| How to complete this task |
Images within the entries are to be omitted; the remainder must be reproduced exactly.

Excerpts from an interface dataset

^^^^^^^^^^^^^^^^

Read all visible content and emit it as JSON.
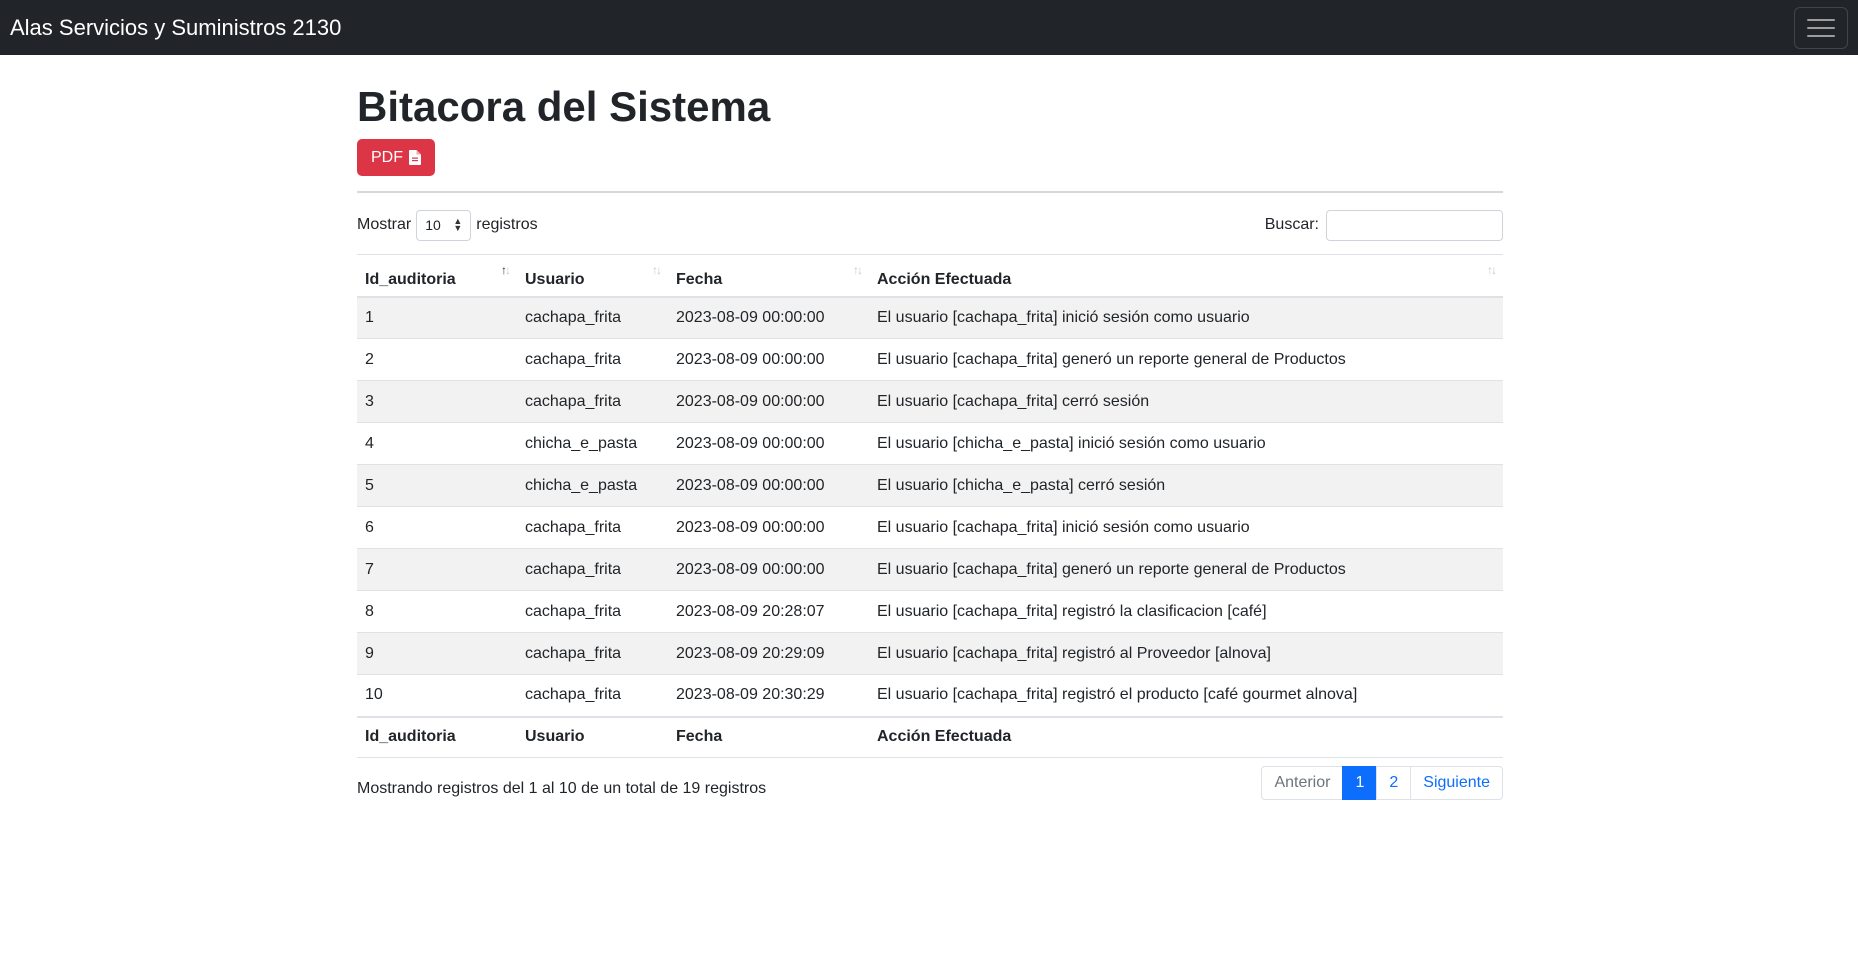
{
  "navbar": {
    "brand": "Alas Servicios y Suministros 2130",
    "toggler_icon": "hamburger-menu-icon"
  },
  "page": {
    "title": "Bitacora del Sistema",
    "pdf_button": "PDF",
    "pdf_icon": "file-icon"
  },
  "controls": {
    "show_label": "Mostrar",
    "length_value": "10",
    "records_label": "registros",
    "search_label": "Buscar:",
    "search_value": ""
  },
  "table": {
    "columns": [
      "Id_auditoria",
      "Usuario",
      "Fecha",
      "Acción Efectuada"
    ],
    "rows": [
      [
        "1",
        "cachapa_frita",
        "2023-08-09 00:00:00",
        "El usuario [cachapa_frita] inició sesión como usuario"
      ],
      [
        "2",
        "cachapa_frita",
        "2023-08-09 00:00:00",
        "El usuario [cachapa_frita] generó un reporte general de Productos"
      ],
      [
        "3",
        "cachapa_frita",
        "2023-08-09 00:00:00",
        "El usuario [cachapa_frita] cerró sesión"
      ],
      [
        "4",
        "chicha_e_pasta",
        "2023-08-09 00:00:00",
        "El usuario [chicha_e_pasta] inició sesión como usuario"
      ],
      [
        "5",
        "chicha_e_pasta",
        "2023-08-09 00:00:00",
        "El usuario [chicha_e_pasta] cerró sesión"
      ],
      [
        "6",
        "cachapa_frita",
        "2023-08-09 00:00:00",
        "El usuario [cachapa_frita] inició sesión como usuario"
      ],
      [
        "7",
        "cachapa_frita",
        "2023-08-09 00:00:00",
        "El usuario [cachapa_frita] generó un reporte general de Productos"
      ],
      [
        "8",
        "cachapa_frita",
        "2023-08-09 20:28:07",
        "El usuario [cachapa_frita] registró la clasificacion [café]"
      ],
      [
        "9",
        "cachapa_frita",
        "2023-08-09 20:29:09",
        "El usuario [cachapa_frita] registró al Proveedor [alnova]"
      ],
      [
        "10",
        "cachapa_frita",
        "2023-08-09 20:30:29",
        "El usuario [cachapa_frita] registró el producto [café gourmet alnova]"
      ]
    ]
  },
  "footer": {
    "info": "Mostrando registros del 1 al 10 de un total de 19 registros",
    "pagination": {
      "previous": "Anterior",
      "pages": [
        "1",
        "2"
      ],
      "next": "Siguiente"
    }
  },
  "colors": {
    "navbar_bg": "#212529",
    "danger": "#dc3545",
    "primary": "#0d6efd"
  }
}
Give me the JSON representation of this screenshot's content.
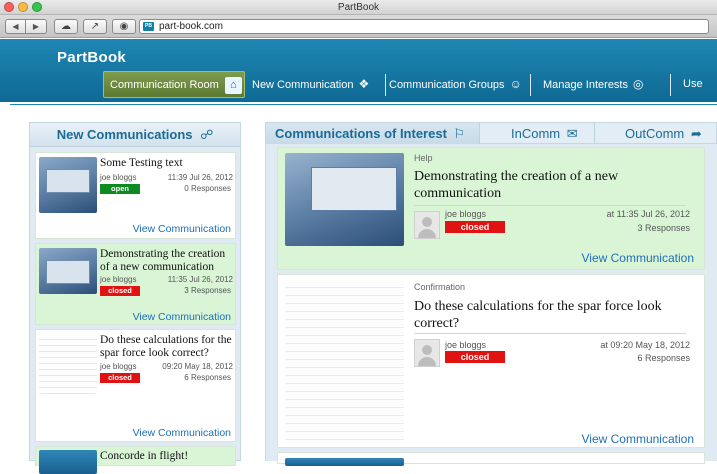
{
  "window": {
    "title": "PartBook"
  },
  "browser": {
    "url": "part-book.com",
    "favicon_text": "PB"
  },
  "app": {
    "brand": "PartBook",
    "nav": [
      {
        "label": "Communication Room",
        "icon": "home-icon"
      },
      {
        "label": "New Communication",
        "icon": "speech-bubble-icon"
      },
      {
        "label": "Communication Groups",
        "icon": "group-icon"
      },
      {
        "label": "Manage Interests",
        "icon": "lightbulb-icon"
      },
      {
        "label": "Use"
      }
    ]
  },
  "left_panel": {
    "title": "New Communications",
    "items": [
      {
        "title": "Some Testing text",
        "author": "joe bloggs",
        "time": "11:39 Jul 26, 2012",
        "status": "open",
        "responses": "0 Responses",
        "link": "View Communication"
      },
      {
        "title": "Demonstrating the creation of a new communication",
        "author": "joe bloggs",
        "time": "11:35 Jul 26, 2012",
        "status": "closed",
        "responses": "3 Responses",
        "link": "View Communication"
      },
      {
        "title": "Do these calculations for the spar force look correct?",
        "author": "joe bloggs",
        "time": "09:20 May 18, 2012",
        "status": "closed",
        "responses": "6 Responses",
        "link": "View Communication"
      },
      {
        "title": "Concorde in flight!"
      }
    ]
  },
  "right_panel": {
    "tabs": [
      "Communications of Interest",
      "InComm",
      "OutComm"
    ],
    "items": [
      {
        "category": "Help",
        "title": "Demonstrating the creation of a new communication",
        "author": "joe bloggs",
        "status": "closed",
        "time": "at 11:35 Jul 26, 2012",
        "responses": "3 Responses",
        "link": "View Communication"
      },
      {
        "category": "Confirmation",
        "title": "Do these calculations for the spar force look correct?",
        "author": "joe bloggs",
        "status": "closed",
        "time": "at 09:20 May 18, 2012",
        "responses": "6 Responses",
        "link": "View Communication"
      }
    ]
  },
  "colors": {
    "header": "#1480ad",
    "active_nav": "#6c8a3e",
    "highlight": "#d9f5d6",
    "open": "#0d8a22",
    "closed": "#e01212",
    "link": "#1f6fb5"
  }
}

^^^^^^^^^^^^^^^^

| Response area |
Read all visible content and emit it as JSON.
{
  "navbar": {
    "brand": "Alas Servicios y Suministros 2130",
    "toggler_icon": "hamburger-menu-icon"
  },
  "page": {
    "title": "Bitacora del Sistema",
    "pdf_button": "PDF",
    "pdf_icon": "file-icon"
  },
  "controls": {
    "show_label": "Mostrar",
    "length_value": "10",
    "records_label": "registros",
    "search_label": "Buscar:",
    "search_value": ""
  },
  "table": {
    "columns": [
      "Id_auditoria",
      "Usuario",
      "Fecha",
      "Acción Efectuada"
    ],
    "rows": [
      [
        "1",
        "cachapa_frita",
        "2023-08-09 00:00:00",
        "El usuario [cachapa_frita] inició sesión como usuario"
      ],
      [
        "2",
        "cachapa_frita",
        "2023-08-09 00:00:00",
        "El usuario [cachapa_frita] generó un reporte general de Productos"
      ],
      [
        "3",
        "cachapa_frita",
        "2023-08-09 00:00:00",
        "El usuario [cachapa_frita] cerró sesión"
      ],
      [
        "4",
        "chicha_e_pasta",
        "2023-08-09 00:00:00",
        "El usuario [chicha_e_pasta] inició sesión como usuario"
      ],
      [
        "5",
        "chicha_e_pasta",
        "2023-08-09 00:00:00",
        "El usuario [chicha_e_pasta] cerró sesión"
      ],
      [
        "6",
        "cachapa_frita",
        "2023-08-09 00:00:00",
        "El usuario [cachapa_frita] inició sesión como usuario"
      ],
      [
        "7",
        "cachapa_frita",
        "2023-08-09 00:00:00",
        "El usuario [cachapa_frita] generó un reporte general de Productos"
      ],
      [
        "8",
        "cachapa_frita",
        "2023-08-09 20:28:07",
        "El usuario [cachapa_frita] registró la clasificacion [café]"
      ],
      [
        "9",
        "cachapa_frita",
        "2023-08-09 20:29:09",
        "El usuario [cachapa_frita] registró al Proveedor [alnova]"
      ],
      [
        "10",
        "cachapa_frita",
        "2023-08-09 20:30:29",
        "El usuario [cachapa_frita] registró el producto [café gourmet alnova]"
      ]
    ]
  },
  "footer": {
    "info": "Mostrando registros del 1 al 10 de un total de 19 registros",
    "pagination": {
      "previous": "Anterior",
      "pages": [
        "1",
        "2"
      ],
      "next": "Siguiente"
    }
  },
  "colors": {
    "navbar_bg": "#212529",
    "danger": "#dc3545",
    "primary": "#0d6efd"
  }
}
Give me the JSON representation of this screenshot's content.
{
  "window": {
    "title": "PartBook"
  },
  "browser": {
    "url": "part-book.com",
    "favicon_text": "PB"
  },
  "app": {
    "brand": "PartBook",
    "nav": [
      {
        "label": "Communication Room",
        "icon": "home-icon"
      },
      {
        "label": "New Communication",
        "icon": "speech-bubble-icon"
      },
      {
        "label": "Communication Groups",
        "icon": "group-icon"
      },
      {
        "label": "Manage Interests",
        "icon": "lightbulb-icon"
      },
      {
        "label": "Use"
      }
    ]
  },
  "left_panel": {
    "title": "New Communications",
    "items": [
      {
        "title": "Some Testing text",
        "author": "joe bloggs",
        "time": "11:39 Jul 26, 2012",
        "status": "open",
        "responses": "0 Responses",
        "link": "View Communication"
      },
      {
        "title": "Demonstrating the creation of a new communication",
        "author": "joe bloggs",
        "time": "11:35 Jul 26, 2012",
        "status": "closed",
        "responses": "3 Responses",
        "link": "View Communication"
      },
      {
        "title": "Do these calculations for the spar force look correct?",
        "author": "joe bloggs",
        "time": "09:20 May 18, 2012",
        "status": "closed",
        "responses": "6 Responses",
        "link": "View Communication"
      },
      {
        "title": "Concorde in flight!"
      }
    ]
  },
  "right_panel": {
    "tabs": [
      "Communications of Interest",
      "InComm",
      "OutComm"
    ],
    "items": [
      {
        "category": "Help",
        "title": "Demonstrating the creation of a new communication",
        "author": "joe bloggs",
        "status": "closed",
        "time": "at 11:35 Jul 26, 2012",
        "responses": "3 Responses",
        "link": "View Communication"
      },
      {
        "category": "Confirmation",
        "title": "Do these calculations for the spar force look correct?",
        "author": "joe bloggs",
        "status": "closed",
        "time": "at 09:20 May 18, 2012",
        "responses": "6 Responses",
        "link": "View Communication"
      }
    ]
  },
  "colors": {
    "header": "#1480ad",
    "active_nav": "#6c8a3e",
    "highlight": "#d9f5d6",
    "open": "#0d8a22",
    "closed": "#e01212",
    "link": "#1f6fb5"
  }
}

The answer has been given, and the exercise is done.